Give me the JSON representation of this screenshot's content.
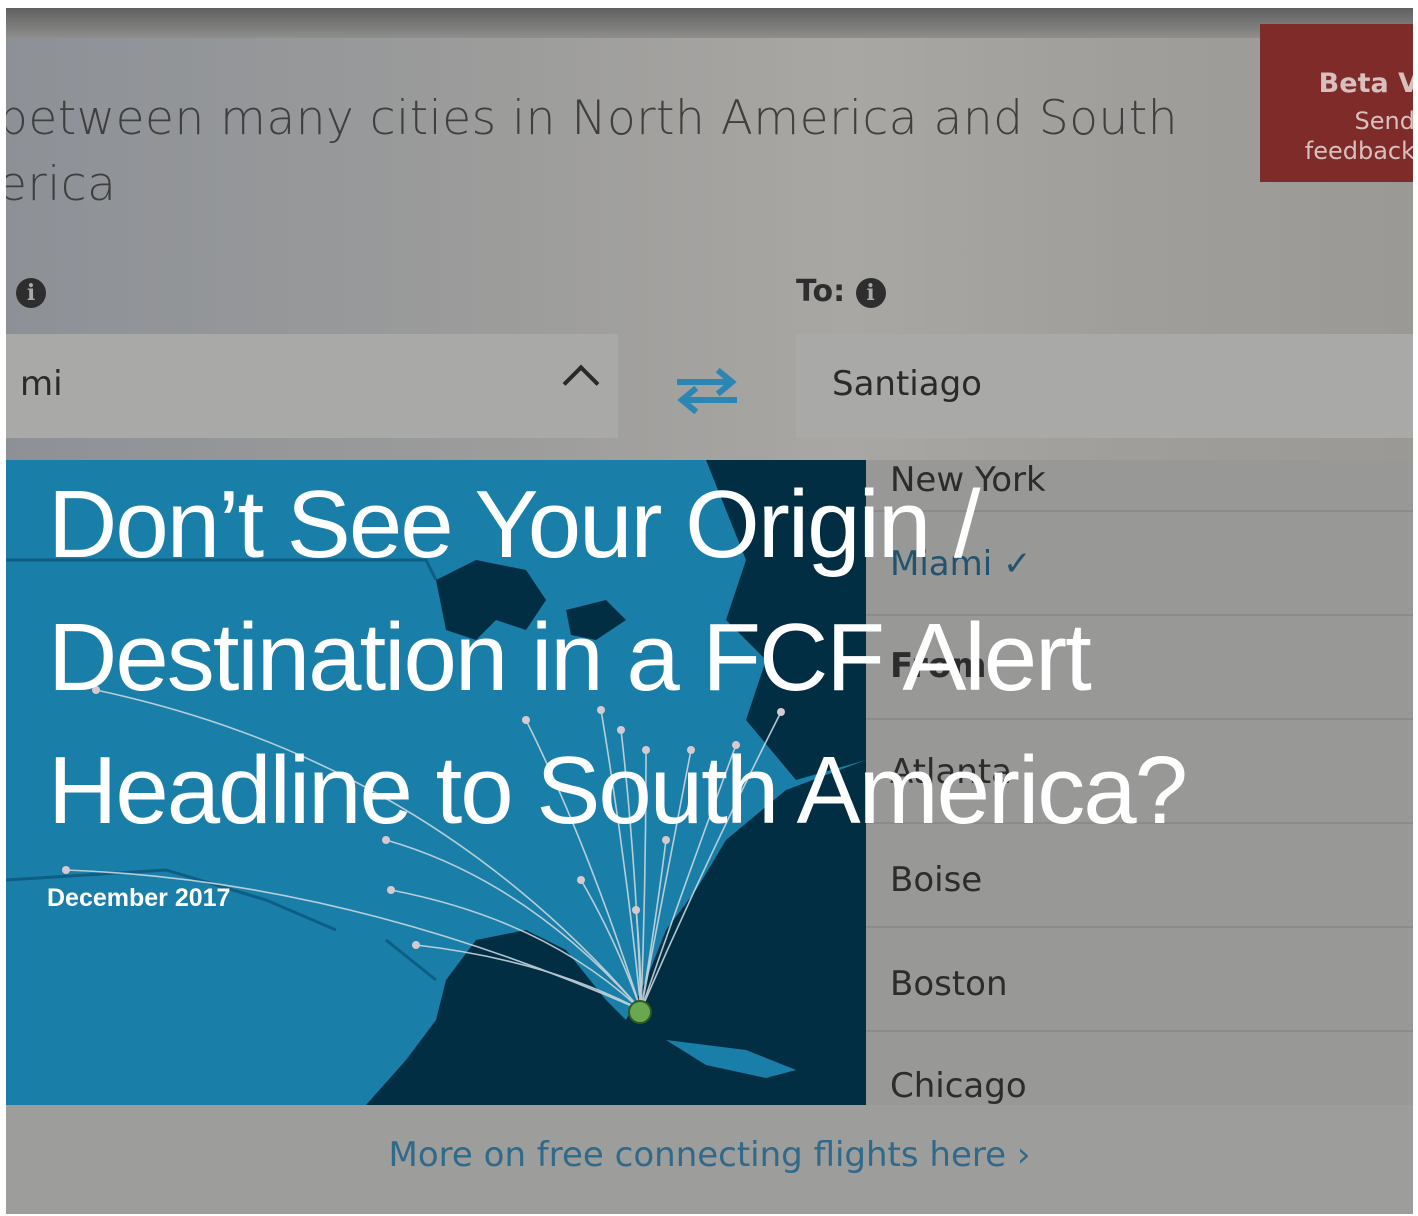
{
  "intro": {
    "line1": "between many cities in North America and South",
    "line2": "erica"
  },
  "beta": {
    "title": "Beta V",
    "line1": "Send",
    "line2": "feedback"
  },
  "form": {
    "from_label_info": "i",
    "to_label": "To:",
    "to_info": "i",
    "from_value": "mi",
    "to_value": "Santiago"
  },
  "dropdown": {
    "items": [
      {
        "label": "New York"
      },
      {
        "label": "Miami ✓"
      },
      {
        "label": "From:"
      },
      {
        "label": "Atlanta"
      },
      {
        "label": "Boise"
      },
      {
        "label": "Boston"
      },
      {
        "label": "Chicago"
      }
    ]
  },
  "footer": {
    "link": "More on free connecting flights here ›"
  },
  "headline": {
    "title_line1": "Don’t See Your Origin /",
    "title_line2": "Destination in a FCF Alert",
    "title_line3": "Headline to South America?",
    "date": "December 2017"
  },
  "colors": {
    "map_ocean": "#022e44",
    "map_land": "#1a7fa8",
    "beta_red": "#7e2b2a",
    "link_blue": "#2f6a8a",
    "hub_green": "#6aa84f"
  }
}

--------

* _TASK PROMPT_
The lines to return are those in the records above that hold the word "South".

* _RESULT OF THIS TASK_
    "line1": "between many cities in North America and South",
    "title_line3": "Headline to South America?",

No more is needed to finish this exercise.